# [WORK INSTRUCTION]
Some lines below hold "name". Pick them out and copy them.

# [DATA PROVIDED]
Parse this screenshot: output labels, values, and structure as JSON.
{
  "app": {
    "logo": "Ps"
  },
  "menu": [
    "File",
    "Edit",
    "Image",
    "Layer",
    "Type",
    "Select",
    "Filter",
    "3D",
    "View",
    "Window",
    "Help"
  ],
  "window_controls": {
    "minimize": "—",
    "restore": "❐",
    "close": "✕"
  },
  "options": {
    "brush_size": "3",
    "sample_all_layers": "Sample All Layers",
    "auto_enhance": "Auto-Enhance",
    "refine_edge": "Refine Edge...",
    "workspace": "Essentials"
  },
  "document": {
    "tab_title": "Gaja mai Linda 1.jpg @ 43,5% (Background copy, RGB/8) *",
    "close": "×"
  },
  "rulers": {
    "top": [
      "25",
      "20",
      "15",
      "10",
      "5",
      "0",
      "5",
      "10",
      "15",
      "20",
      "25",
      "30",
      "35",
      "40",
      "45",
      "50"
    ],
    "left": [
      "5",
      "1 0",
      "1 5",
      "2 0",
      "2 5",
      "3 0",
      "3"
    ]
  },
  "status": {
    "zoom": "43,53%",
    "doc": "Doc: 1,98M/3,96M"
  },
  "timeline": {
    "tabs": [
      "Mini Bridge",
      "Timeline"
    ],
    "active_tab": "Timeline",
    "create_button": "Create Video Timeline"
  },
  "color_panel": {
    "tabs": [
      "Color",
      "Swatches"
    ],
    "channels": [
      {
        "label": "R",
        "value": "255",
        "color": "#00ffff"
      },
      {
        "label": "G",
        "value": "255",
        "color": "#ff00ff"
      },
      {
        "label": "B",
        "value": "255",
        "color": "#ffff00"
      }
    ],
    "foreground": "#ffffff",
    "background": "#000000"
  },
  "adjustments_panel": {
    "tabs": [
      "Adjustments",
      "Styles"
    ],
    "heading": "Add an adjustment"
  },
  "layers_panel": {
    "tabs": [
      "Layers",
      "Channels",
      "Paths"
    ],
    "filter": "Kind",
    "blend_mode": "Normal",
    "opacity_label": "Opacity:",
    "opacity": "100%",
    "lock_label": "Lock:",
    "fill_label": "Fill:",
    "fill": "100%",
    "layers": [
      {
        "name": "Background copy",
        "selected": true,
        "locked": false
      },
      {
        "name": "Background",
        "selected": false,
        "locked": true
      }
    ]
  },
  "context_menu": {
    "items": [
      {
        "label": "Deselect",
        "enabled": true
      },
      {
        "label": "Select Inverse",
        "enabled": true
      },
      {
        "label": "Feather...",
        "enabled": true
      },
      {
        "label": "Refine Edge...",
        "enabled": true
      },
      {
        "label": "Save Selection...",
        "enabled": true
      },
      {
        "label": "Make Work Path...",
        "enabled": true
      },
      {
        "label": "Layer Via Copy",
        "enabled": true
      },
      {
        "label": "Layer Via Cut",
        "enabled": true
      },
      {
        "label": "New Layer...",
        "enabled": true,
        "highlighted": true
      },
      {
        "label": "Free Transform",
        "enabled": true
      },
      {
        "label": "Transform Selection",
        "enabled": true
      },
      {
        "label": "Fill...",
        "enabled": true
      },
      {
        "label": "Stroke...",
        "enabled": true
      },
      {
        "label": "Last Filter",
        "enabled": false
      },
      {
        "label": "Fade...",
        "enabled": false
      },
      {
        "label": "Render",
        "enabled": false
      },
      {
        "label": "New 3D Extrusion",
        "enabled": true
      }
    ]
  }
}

# [RESPONSE TO THE EXERCISE]
        "name": "Background copy",
        "name": "Background",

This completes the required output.